Best finish: Preliminary round, 1982.
The oddsmakers say: 400/1.
Players to watch: F Milivoje Novakovic; F Zlatko Dedic; MF Robert Koren.
The skinny: Of all the upsets in the various qualifying groups around the globe, perhaps none was more stunning than Slovenia’s elimination of the Big Bad Russians. Forward Zlatko Dedic became a Slovenian sporting icon when his winning goal pushed his team through to a berth in South Africa, crushing Russian hopes in the process. “We’ve realized a dream: to be among the best teams in the world,” manager Matjaz Kek said. In order to enjoy any kind of success in South Africa, Kek will rely on a tough, hard-nosed defence that makes Slovenia a very difficult foe to line up against. Consider that Slovenia allowed just six goals in 12 qualifying games, a key reason that the country is celebrating just its second all-time berth in a World Cup.

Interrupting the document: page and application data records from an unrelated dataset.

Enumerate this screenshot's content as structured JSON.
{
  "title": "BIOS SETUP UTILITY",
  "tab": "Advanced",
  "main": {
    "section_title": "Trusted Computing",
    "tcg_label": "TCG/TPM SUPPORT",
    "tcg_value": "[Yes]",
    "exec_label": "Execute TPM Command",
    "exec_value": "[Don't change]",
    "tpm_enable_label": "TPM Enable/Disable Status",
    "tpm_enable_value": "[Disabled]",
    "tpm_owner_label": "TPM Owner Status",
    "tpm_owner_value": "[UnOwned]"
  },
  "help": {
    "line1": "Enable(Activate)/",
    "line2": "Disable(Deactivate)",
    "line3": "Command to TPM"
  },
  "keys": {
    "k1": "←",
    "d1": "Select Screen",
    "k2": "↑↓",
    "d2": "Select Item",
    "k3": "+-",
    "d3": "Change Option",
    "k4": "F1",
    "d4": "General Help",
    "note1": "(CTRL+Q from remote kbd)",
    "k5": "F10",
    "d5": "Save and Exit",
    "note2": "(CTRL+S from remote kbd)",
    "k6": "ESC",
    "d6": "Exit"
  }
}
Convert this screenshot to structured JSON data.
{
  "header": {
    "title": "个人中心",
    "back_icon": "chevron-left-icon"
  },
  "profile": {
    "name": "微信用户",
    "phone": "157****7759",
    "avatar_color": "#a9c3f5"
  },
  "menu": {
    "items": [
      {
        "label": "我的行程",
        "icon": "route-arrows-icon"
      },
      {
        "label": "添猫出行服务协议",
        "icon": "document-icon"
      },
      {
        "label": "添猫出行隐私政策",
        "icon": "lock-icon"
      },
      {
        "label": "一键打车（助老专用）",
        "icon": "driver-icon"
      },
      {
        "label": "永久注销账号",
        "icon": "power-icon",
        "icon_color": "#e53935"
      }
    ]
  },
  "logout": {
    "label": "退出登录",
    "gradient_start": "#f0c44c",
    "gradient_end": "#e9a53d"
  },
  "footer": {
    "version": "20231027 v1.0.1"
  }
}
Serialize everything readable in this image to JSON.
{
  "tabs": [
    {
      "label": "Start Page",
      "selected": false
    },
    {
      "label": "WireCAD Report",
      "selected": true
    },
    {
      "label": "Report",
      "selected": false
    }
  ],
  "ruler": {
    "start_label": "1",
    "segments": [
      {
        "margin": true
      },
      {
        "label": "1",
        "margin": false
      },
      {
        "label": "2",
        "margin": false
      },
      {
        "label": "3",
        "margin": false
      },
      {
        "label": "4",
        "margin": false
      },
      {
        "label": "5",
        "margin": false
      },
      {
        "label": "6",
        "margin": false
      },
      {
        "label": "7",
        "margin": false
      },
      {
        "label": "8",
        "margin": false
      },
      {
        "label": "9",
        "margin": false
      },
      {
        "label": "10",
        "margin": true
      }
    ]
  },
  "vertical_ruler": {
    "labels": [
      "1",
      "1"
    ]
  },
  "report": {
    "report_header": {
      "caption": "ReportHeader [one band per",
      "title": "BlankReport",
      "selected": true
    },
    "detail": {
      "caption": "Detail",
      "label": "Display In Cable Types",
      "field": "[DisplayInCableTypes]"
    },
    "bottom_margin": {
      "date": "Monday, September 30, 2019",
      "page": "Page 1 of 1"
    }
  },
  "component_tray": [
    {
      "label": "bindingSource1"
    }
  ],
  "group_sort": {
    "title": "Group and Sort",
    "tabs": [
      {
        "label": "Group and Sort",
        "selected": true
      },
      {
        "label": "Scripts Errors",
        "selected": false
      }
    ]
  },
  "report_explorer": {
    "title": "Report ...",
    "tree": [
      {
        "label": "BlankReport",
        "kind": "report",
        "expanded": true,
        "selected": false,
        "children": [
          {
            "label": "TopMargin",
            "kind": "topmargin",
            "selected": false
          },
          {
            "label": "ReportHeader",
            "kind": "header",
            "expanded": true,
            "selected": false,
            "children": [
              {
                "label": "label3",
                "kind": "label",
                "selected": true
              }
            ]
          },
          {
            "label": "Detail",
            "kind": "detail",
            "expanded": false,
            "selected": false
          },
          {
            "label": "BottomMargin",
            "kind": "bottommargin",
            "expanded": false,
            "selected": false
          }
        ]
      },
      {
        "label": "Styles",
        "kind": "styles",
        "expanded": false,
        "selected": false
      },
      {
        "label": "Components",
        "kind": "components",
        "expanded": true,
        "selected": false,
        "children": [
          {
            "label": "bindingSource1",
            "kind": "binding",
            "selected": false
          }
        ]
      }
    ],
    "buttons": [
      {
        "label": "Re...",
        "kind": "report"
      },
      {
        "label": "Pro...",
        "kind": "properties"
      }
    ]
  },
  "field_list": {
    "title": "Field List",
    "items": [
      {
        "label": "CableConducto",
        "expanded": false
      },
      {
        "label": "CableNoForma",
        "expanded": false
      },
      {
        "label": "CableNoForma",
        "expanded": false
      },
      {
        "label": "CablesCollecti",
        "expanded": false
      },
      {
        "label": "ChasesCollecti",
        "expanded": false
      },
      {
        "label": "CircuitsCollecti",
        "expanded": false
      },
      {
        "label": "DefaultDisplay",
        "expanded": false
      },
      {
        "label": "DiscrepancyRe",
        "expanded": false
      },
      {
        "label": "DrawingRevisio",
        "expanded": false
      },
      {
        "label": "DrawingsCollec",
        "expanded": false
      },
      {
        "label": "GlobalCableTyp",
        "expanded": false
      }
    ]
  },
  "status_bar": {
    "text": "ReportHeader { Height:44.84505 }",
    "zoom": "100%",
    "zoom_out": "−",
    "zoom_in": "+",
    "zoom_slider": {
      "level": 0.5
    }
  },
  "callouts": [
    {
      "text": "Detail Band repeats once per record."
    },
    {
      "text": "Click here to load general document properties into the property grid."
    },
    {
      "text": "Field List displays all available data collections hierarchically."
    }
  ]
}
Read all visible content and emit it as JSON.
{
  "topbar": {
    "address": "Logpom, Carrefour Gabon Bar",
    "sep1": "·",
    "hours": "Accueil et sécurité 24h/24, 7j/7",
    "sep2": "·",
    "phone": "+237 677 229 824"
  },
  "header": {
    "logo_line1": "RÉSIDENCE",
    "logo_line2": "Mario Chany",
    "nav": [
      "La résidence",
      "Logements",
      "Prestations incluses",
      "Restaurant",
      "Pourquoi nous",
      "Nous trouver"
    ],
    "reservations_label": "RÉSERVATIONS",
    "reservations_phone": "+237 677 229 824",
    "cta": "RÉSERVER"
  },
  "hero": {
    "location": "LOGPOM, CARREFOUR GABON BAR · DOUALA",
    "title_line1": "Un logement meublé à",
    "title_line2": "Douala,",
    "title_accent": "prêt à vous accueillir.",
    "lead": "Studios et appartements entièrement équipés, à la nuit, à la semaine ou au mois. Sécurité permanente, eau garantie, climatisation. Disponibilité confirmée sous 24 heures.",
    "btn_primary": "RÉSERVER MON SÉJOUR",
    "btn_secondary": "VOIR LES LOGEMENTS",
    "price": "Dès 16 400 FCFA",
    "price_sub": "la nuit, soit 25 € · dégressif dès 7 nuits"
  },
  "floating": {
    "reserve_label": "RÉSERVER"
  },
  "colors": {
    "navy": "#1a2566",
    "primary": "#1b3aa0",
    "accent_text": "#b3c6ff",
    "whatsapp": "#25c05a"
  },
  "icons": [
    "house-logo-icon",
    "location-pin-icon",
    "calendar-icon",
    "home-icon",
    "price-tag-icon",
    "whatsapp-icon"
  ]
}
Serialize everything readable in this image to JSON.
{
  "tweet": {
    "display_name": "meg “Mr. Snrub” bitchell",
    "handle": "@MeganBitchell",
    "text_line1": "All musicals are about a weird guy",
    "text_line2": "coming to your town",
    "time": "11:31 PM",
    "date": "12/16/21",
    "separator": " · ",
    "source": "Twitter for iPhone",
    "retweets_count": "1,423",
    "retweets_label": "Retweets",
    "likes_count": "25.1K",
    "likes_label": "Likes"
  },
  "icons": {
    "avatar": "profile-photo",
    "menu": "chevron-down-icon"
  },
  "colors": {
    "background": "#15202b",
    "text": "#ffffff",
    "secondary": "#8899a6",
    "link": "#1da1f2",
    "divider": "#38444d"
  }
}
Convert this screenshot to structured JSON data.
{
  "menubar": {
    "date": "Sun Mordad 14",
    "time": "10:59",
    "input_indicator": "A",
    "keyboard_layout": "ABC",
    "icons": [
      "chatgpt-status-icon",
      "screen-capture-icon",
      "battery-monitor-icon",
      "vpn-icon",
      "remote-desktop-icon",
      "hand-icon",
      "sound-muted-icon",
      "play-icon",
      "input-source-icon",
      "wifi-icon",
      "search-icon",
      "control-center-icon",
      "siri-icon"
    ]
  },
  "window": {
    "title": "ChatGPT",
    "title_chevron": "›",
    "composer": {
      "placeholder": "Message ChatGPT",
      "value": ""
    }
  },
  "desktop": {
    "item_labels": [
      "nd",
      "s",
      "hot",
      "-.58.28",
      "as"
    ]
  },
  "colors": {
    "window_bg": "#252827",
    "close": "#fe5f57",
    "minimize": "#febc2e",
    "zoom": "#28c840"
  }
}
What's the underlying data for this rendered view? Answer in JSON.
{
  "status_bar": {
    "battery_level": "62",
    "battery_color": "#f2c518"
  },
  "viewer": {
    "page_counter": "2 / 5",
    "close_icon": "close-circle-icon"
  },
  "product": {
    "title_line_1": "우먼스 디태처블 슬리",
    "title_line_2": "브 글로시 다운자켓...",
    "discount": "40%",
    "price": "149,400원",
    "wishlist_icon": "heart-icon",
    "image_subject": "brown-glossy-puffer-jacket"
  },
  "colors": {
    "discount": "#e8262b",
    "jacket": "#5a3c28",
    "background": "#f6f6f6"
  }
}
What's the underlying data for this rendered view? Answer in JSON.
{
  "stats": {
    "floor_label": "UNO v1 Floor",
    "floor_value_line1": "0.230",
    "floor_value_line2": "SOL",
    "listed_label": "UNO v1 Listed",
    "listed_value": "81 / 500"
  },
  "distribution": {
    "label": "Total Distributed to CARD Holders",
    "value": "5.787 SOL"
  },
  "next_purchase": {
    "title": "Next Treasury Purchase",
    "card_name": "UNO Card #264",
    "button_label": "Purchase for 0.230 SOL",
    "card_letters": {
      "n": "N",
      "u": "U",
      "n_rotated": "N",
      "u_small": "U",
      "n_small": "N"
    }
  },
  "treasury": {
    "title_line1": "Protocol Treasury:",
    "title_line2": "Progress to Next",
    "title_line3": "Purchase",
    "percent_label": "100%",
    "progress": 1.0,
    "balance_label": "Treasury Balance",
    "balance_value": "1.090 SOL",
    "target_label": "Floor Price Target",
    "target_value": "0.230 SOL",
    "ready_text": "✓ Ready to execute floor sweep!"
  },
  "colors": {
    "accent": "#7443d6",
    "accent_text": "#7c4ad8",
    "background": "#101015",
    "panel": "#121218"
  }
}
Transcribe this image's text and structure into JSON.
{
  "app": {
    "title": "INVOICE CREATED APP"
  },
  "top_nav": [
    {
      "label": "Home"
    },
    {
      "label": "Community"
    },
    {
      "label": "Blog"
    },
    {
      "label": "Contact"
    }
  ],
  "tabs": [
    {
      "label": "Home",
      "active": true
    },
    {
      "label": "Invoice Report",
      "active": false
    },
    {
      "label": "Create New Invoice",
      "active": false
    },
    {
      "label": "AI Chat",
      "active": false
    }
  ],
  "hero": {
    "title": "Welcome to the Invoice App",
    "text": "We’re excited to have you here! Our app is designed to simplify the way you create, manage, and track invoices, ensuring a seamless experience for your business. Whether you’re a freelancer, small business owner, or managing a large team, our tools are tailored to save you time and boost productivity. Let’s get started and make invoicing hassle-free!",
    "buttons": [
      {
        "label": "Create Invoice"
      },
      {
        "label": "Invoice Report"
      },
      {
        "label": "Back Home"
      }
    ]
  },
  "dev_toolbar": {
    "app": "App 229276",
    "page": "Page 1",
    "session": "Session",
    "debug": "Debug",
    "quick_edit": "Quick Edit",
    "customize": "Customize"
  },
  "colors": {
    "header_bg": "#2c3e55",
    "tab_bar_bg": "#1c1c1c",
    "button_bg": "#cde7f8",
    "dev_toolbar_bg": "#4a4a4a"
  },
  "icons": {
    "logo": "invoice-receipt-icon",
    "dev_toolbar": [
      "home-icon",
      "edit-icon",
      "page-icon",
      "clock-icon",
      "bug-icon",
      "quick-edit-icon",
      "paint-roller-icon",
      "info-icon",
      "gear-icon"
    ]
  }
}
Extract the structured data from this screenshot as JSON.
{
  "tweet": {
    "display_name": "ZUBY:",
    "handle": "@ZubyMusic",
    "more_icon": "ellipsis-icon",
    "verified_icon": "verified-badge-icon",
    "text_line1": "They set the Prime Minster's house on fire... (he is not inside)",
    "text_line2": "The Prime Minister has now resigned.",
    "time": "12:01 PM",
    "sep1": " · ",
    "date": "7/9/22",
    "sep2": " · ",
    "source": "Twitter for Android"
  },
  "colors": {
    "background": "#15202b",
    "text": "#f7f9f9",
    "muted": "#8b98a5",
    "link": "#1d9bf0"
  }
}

The outlook: Given that Slovenia eliminated heavily favoured Russia, you can never count these guys out. But it will be a steep hill to climb, especially since they have to face England and the U.S. in the first round.